_TASK DIRECTIONS_
Could you repeat the entries below word for word, leaving nothing out?

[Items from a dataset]
····················

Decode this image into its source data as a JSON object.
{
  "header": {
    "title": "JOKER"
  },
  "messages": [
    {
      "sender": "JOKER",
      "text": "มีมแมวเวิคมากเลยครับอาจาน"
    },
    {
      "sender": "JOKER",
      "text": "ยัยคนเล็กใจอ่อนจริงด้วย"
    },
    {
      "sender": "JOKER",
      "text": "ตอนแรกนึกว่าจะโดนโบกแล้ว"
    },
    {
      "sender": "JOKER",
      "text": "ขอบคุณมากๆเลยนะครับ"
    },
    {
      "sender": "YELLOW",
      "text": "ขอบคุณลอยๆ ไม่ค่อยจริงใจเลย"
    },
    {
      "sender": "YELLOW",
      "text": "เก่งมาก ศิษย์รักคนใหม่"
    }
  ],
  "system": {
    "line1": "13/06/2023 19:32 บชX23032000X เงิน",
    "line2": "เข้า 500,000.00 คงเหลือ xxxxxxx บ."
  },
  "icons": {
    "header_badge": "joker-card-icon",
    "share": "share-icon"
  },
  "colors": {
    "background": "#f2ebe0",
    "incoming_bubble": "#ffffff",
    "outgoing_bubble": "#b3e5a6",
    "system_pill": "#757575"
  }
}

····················

_ANSWER FOR THE TASK_
Decode this image into its source data as a JSON object.
{
  "header": {
    "title": "JOKER"
  },
  "messages": [
    {
      "sender": "JOKER",
      "text": "มีมแมวเวิคมากเลยครับอาจาน"
    },
    {
      "sender": "JOKER",
      "text": "ยัยคนเล็กใจอ่อนจริงด้วย"
    },
    {
      "sender": "JOKER",
      "text": "ตอนแรกนึกว่าจะโดนโบกแล้ว"
    },
    {
      "sender": "JOKER",
      "text": "ขอบคุณมากๆเลยนะครับ"
    },
    {
      "sender": "YELLOW",
      "text": "ขอบคุณลอยๆ ไม่ค่อยจริงใจเลย"
    },
    {
      "sender": "YELLOW",
      "text": "เก่งมาก ศิษย์รักคนใหม่"
    }
  ],
  "system": {
    "line1": "13/06/2023 19:32 บชX23032000X เงิน",
    "line2": "เข้า 500,000.00 คงเหลือ xxxxxxx บ."
  },
  "icons": {
    "header_badge": "joker-card-icon",
    "share": "share-icon"
  },
  "colors": {
    "background": "#f2ebe0",
    "incoming_bubble": "#ffffff",
    "outgoing_bubble": "#b3e5a6",
    "system_pill": "#757575"
  }
}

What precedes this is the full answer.